Interest Rates on Thin Ice?

Have you ever walked on a frozen lake and worried you’re going to fall through?

That’s the feeling of many traders right now — the ones shorting Canada’s 5-year government bond.

The yield on that 5-year bond is what guides fixed mortgage rates (among other things), and it’s seemingly on the verge of making a new 14-month low.

Fixed mortgage rates could drop if bond yields break support

5-year Canada Bond Yield – Chart Source: Reuters

The magic number to watch is 1.74%. If the 5-year yield breaks below that level it would violate technical support and go where it hasn’t gone since 2017.

Any significant follow-through would then pull fixed mortgage rates along for (at least some of) the ride. The biggest question is not whether it breaks this level, but what the 5-year yield will do if/when it does.

Why it Matters

A forceful break below 1.74% portends:

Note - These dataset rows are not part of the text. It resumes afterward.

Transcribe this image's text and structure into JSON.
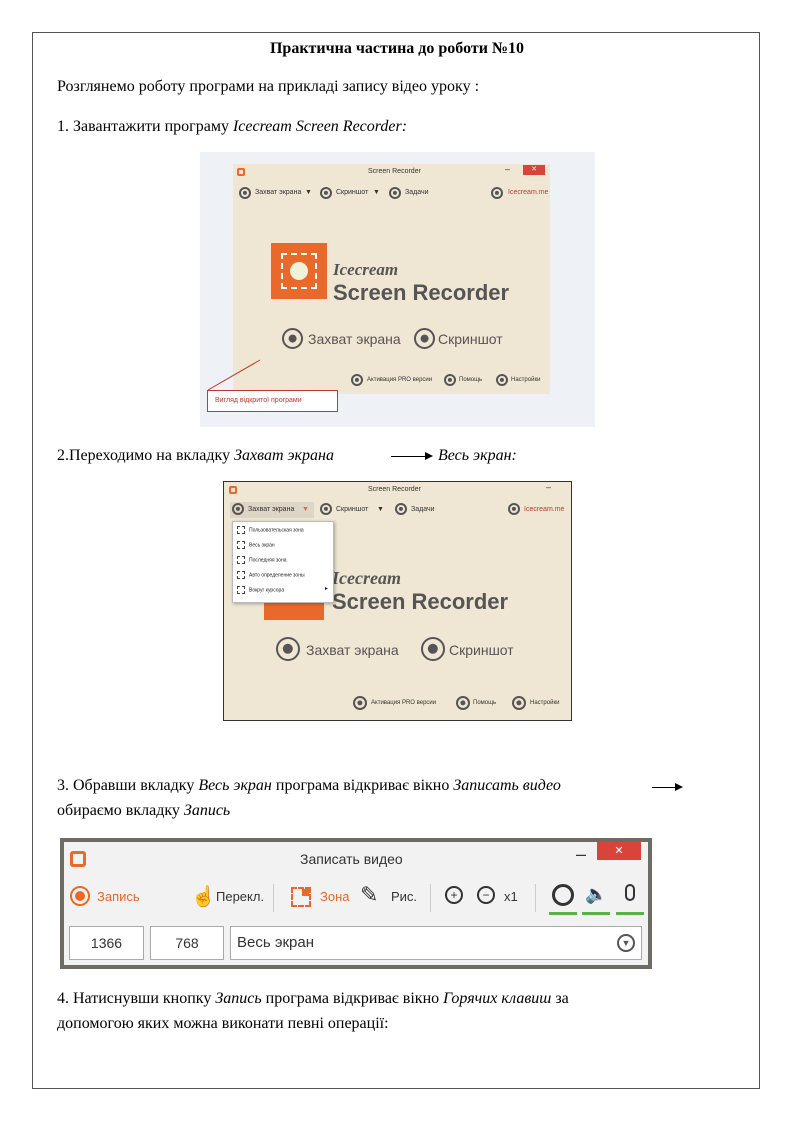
{
  "doc": {
    "title": "Практична частина до роботи №10",
    "intro": "Розглянемо роботу програми на прикладі запису відео уроку :",
    "step1_prefix": "1. Завантажити програму ",
    "step1_italic": "Icecream Screen Recorder:",
    "step2_prefix": "2.Переходимо на вкладку ",
    "step2_italic1": "Захват экрана",
    "step2_italic2": "Весь экран:",
    "step3_a": "3. Обравши вкладку ",
    "step3_b": "Весь экран",
    "step3_c": " програма відкриває вікно ",
    "step3_d": "Записать видео",
    "step3_line2_a": "обираємо вкладку ",
    "step3_line2_b": "Запись",
    "step4_a": "4. Натиснувши кнопку ",
    "step4_b": "Запись",
    "step4_c": " програма відкриває вікно ",
    "step4_d": "Горячих клавиш",
    "step4_e": " за",
    "step4_line2": "допомогою яких можна виконати певні операції:"
  },
  "screenshot1": {
    "window_title": "Screen Recorder",
    "close": "✕",
    "tab_capture": "Захват экрана",
    "tab_screenshot": "Скриншот",
    "tab_tasks": "Задачи",
    "site": "Icecream.me",
    "brand_line1": "Icecream",
    "brand_line2": "Screen Recorder",
    "btn_capture": "Захват экрана",
    "btn_screenshot": "Скриншот",
    "activate": "Активация PRO версии",
    "help": "Помощь",
    "settings": "Настройки",
    "callout": "Вигляд відкритої програми",
    "accent": "#e8692a"
  },
  "screenshot2": {
    "window_title": "Screen Recorder",
    "tab_capture": "Захват экрана",
    "tab_screenshot": "Скриншот",
    "tab_tasks": "Задачи",
    "site": "Icecream.me",
    "menu": [
      "Пользовательская зона",
      "Весь экран",
      "Последняя зона",
      "Авто определение зоны",
      "Вокруг курсора"
    ],
    "brand_line1": "Icecream",
    "brand_line2": "Screen Recorder",
    "btn_capture": "Захват экрана",
    "btn_screenshot": "Скриншот",
    "activate": "Активация PRO версии",
    "help": "Помощь",
    "settings": "Настройки"
  },
  "screenshot3": {
    "window_title": "Записать видео",
    "minimize": "–",
    "close": "✕",
    "record": "Запись",
    "switch": "Перекл.",
    "zone": "Зона",
    "draw": "Рис.",
    "zoom": "x1",
    "width": "1366",
    "height": "768",
    "area": "Весь экран"
  }
}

  1. Cheaper fixed rates
    • Meaningful if:
      • you’re looking to lock in at the lowest possible fixed rate for a mortgage closing in the next four months
      • you have an existing rate hold and want to request a rate drop
    • The best 5-year fixed rates still haven’t fallen in line with December’s plunge in bond yields. Another high-profile dip in yields would pressure banks to lower rates further, particularly as we approach the critical spring mortgage market.
  2. A potentially lower mortgage qualifying rate (MQR)
    • A 10-basis-point drop in the MQR means an average family would be able to qualify for a roughly 0.9% bigger mortgage.
    • The MQR has been stuck at 5.34% since last May (2018). It hasn’t seen a cut since September 2016.
    • Prior to January’s low, the last time bond yields were at 1.74% was December 2017. At that time, the MQR was a significant 35 bps lower.
    • Big banks are clearly hesitant to drop 5-year posted rates (which determine the MQR) despite the massive plunge in yields since November. Lowering 5-year posted rates requires banks to cut rates on countless applications waiting to close (i.e., deals in their “pipelines”), reduces future penalty revenue for new fixed-rate borrowers and has regulatory implications (policymakers prefer not to see it get easier for borrowers to add to their debt loads).

In sum, 1.74% is one of the most important thresholds we’ve seen in months in the 5-year bond market. It’s possible that yields merely pierce this level and bounce back. But if they don’t bounce back, it’ll signal darkening clouds over the economy and likely more rate discounting to come.

Either way, stay tuned.

Did you know?

The Spy lets you set automated rate alerts so you can be notified when rates reach/break a important level.

Here’s more info on Rate Alerts. You can set them up in your RateSpy.com profile.



Leave a Reply

Your email address will not be published. Required fields are marked *